● **Given data**
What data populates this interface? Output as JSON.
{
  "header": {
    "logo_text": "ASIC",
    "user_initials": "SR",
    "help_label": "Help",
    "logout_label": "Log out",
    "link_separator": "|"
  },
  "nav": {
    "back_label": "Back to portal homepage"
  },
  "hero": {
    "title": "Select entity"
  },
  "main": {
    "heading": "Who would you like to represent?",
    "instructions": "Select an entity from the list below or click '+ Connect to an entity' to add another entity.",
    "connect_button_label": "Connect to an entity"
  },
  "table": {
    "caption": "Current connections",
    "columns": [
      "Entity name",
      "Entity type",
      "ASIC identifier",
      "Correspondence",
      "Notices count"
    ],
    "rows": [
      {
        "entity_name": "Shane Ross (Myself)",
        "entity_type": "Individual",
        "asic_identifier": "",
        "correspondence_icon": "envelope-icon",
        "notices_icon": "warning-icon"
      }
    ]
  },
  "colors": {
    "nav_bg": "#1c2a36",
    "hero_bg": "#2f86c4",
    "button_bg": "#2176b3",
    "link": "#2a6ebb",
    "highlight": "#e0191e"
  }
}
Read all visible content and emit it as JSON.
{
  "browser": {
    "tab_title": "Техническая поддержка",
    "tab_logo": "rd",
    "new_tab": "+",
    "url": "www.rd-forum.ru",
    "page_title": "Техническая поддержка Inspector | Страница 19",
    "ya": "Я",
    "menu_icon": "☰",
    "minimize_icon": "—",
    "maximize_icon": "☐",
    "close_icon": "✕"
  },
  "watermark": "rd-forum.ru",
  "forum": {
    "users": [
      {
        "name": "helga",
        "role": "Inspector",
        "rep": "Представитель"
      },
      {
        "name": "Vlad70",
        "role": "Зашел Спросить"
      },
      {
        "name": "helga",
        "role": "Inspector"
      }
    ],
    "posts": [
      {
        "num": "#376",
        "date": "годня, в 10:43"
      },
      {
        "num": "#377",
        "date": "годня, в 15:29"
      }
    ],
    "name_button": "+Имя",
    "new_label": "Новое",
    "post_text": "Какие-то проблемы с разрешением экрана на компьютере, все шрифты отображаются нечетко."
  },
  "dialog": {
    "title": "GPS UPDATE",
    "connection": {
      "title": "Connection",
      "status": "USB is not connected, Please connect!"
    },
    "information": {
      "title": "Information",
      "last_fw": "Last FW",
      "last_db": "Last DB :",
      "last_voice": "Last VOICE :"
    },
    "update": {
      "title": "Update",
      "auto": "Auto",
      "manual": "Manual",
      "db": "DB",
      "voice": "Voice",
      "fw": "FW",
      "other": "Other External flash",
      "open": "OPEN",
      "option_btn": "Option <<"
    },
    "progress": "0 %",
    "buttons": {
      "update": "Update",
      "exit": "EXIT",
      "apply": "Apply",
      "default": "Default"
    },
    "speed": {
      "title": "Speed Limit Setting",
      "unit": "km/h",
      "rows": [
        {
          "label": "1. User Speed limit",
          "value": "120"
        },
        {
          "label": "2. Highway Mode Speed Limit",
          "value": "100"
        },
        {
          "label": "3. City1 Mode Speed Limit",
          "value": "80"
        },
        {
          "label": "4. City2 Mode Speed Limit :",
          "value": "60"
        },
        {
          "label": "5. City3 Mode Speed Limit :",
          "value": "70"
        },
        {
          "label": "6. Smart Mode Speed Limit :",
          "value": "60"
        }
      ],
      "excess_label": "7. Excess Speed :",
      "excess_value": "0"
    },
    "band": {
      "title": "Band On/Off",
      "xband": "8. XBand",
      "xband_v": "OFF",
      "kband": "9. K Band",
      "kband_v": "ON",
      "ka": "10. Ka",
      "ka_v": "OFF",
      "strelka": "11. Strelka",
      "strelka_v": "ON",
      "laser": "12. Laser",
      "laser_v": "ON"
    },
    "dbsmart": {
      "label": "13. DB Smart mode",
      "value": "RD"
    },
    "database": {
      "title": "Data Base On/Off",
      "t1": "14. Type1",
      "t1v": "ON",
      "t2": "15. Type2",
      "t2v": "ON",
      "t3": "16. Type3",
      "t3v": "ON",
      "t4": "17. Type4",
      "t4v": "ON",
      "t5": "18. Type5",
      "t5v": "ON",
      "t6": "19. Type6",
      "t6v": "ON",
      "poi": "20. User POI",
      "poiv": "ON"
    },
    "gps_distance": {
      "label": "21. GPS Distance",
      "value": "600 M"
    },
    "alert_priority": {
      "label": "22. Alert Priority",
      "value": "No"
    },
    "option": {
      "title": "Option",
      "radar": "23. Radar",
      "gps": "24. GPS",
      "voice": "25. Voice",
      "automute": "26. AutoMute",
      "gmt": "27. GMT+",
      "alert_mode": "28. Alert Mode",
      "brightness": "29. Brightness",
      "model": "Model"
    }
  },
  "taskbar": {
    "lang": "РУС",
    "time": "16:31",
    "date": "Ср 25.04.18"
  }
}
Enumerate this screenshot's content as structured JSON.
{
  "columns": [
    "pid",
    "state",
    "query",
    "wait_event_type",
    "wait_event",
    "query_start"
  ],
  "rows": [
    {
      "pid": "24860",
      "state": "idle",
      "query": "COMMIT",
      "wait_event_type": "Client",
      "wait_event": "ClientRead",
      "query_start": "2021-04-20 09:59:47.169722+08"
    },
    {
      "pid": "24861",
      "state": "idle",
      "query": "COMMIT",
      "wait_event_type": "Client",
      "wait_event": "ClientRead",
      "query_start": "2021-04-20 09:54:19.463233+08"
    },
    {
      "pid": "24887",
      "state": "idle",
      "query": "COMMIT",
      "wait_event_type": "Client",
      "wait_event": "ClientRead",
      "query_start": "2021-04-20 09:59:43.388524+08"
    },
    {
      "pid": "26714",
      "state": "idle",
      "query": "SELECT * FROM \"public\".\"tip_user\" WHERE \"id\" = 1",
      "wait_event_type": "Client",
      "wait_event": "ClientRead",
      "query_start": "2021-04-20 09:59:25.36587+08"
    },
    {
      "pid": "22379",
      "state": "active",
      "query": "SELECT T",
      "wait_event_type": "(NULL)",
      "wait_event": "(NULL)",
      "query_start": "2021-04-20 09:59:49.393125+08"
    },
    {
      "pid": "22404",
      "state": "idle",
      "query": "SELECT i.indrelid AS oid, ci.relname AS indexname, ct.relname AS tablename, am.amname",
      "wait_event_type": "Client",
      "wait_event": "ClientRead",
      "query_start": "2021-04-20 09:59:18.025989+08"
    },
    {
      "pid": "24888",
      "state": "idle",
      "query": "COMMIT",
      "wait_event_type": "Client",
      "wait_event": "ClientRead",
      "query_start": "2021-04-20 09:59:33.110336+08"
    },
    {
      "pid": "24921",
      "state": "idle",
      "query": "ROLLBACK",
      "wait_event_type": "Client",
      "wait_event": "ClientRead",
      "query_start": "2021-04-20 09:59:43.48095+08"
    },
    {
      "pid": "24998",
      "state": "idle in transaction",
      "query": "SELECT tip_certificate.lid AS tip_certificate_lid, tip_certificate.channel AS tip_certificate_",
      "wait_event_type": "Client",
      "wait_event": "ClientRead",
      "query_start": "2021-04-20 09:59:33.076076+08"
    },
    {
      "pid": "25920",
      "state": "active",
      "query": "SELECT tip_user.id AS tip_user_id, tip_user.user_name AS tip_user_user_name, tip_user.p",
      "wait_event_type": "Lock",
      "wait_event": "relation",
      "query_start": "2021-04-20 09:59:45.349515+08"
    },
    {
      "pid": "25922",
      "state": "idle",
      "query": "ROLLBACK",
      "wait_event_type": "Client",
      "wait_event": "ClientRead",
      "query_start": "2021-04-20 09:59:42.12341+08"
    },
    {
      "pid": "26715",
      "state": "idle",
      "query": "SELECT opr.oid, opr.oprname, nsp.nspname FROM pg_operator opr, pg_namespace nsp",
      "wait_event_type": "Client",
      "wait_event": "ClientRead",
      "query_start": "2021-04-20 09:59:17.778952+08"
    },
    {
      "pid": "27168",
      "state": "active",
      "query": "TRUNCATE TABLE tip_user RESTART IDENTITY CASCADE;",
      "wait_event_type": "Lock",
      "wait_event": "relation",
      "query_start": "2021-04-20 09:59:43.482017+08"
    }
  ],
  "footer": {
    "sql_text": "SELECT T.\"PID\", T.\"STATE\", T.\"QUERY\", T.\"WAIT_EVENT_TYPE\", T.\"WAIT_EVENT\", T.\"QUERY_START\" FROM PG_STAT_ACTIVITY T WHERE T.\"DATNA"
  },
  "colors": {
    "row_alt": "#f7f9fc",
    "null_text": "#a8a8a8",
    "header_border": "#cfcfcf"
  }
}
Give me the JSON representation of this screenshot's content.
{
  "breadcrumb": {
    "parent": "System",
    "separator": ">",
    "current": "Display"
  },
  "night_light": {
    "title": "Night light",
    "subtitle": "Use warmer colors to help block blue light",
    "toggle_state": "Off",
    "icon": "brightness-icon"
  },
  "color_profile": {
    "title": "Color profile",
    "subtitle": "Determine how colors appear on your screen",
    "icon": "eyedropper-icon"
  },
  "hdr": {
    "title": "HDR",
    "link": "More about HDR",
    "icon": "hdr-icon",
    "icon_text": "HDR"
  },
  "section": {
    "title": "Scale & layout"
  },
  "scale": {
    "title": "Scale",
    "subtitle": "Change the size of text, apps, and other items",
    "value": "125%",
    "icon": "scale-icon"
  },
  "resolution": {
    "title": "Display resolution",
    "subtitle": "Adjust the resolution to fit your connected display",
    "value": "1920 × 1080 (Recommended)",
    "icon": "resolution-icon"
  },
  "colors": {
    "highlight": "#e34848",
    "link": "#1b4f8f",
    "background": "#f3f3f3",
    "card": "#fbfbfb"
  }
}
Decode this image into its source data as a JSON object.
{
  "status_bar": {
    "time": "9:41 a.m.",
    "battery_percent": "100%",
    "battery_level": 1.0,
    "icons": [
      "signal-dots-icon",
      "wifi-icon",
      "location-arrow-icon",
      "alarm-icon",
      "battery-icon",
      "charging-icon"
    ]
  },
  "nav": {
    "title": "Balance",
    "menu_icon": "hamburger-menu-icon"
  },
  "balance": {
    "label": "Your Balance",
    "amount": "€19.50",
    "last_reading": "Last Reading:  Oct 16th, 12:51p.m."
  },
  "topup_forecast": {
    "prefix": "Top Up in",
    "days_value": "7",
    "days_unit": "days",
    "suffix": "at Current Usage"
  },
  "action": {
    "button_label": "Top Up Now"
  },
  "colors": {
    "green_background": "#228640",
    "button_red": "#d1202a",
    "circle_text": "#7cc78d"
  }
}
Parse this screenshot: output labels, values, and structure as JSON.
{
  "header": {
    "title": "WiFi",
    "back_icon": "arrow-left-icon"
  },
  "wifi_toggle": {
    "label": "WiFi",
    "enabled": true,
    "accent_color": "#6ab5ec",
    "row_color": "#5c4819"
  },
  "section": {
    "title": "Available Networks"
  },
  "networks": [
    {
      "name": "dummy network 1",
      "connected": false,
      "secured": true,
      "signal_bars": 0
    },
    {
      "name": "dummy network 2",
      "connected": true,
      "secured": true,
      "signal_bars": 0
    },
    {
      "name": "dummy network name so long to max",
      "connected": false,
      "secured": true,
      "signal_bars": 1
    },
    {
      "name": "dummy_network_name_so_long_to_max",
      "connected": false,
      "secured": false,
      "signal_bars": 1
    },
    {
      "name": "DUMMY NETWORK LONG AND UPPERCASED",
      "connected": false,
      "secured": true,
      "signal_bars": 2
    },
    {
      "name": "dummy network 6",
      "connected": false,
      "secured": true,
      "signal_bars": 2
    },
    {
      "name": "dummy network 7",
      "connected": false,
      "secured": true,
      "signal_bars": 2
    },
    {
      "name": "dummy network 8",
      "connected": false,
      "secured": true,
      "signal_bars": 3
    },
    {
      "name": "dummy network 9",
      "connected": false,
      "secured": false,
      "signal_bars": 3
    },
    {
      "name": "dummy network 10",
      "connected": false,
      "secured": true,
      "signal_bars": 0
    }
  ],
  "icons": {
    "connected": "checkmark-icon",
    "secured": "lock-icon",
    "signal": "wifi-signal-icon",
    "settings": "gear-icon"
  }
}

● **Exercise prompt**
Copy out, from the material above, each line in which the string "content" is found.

● **Result of this task**
Read all visible content and emit it as JSON.
Enumerate this screenshot's content as structured JSON.
Give me the JSON representation of this screenshot's content.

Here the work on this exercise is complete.